Explorations: Yoti – Digital Identities as a Force for Good

This post is part of our Explorations series, where we invite experts from across the global tech community and our ecosystem to impart their wisdom and knowledge. Identity is a crucial part of delivering responsible fintech and a topic that is actively being discussed across our community right now.  We’re happy to have Ken Banks, the Head of Social Impact at Yoti, share this guest blog post describing their recently announced social impact strategy. Ken will also be leading a webinar as part of our Mifos Community Webinar Series on March 18 at 1400GMT via GoToTraining outlining Yoti and its commitment to designing and delivering solutions that can make digital identity a force for good. 

Please read his blog post below, explore the their social impact strategy (.pdf) and join the webinar on March 18. Mifos is looking for institutions across the community who are ready and willing to participate in digital identity pilots we will be kicking off with organizations like Yoti and the Sovrin Foundation.

Over the past few months our Social Impact team has been busy carrying out research across Africa, South East Asia and the United Kingdom to better understand digital identity needs and opportunities in these locations.

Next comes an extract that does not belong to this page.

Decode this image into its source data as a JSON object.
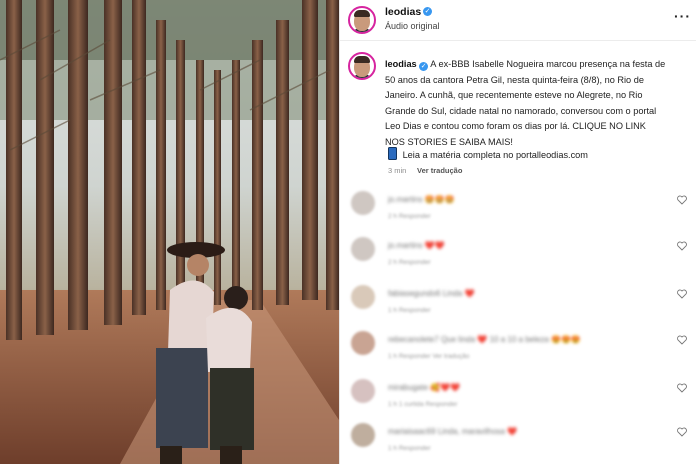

We’ve been speaking to experts around the world and attending digital identity and humanitarian events to get a sense of who is doing what, where. Our findings have led to the development of an exciting user-focused, evidence-based Social Impact Strategy which we are proud to be launching today, along with an updated section of the Yoti website.

The primary focus of much of the digital identity sector is on the design, adoption and use of large-scale digital identity systems and how users interact with them. This includes national efforts, such as the Aadhaar ID system in India. Most of this research begins with the technology and works its way down to the people who use it, an approach which has given us something of a knowledge deficit.

What we’re missing is an understanding of why people might want a digital identity, how they interpret or understand digital identity, their concerns and what tools and approaches might be missing in their local context.

While we know there are approximately 1.1 billion people around the world who would benefit from some form of (likely digital) identity, we know far less about their own personal motivations for wanting and using one. And without a fuller understanding of these kind of bottom-up issues, we have little chance of developing the most useful and appropriate solutions. We need to dive deeper and find out more if we want to increase our chances of adopting the right kind of identity – a Good Identity – in our sector.

While we remain committed to helping solve the problem of the 1.1 billion, our new Social Impact Strategy is designed to help us better understand digital (and broader 21st century) identity perceptions, motivations, challenges, opportunities and concerns among grassroots communities and migrants around the world.

With a particular focus on emerging markets, the Strategy is made up of a number of key activities, including:

  • Helping local researchers and policy makers to better understand the opportunities and issues through our exciting new annual Fellowship Program, launching in the next few weeks.
  • Empowering local innovators and thought leaders by providing a support program for developing world innovation hubs, universities and business centres.
  • Running competitions and challenges in support of local innovation efforts.
  • Providing an open-source digital identity solution that is simple to use, free and completely offline. This has been designed specifically for grassroots, last-mile nonprofits and socially-focussed groups.

Our Strategy has one key purpose: to help further the positive social impact of digital identity solutions globally and to ensure digital identity becomes a force for good – for everyone, everywhere.

You can download a copy of our Social Impact Strategy (PDF) here. The updated section of the Yoti website can be found here.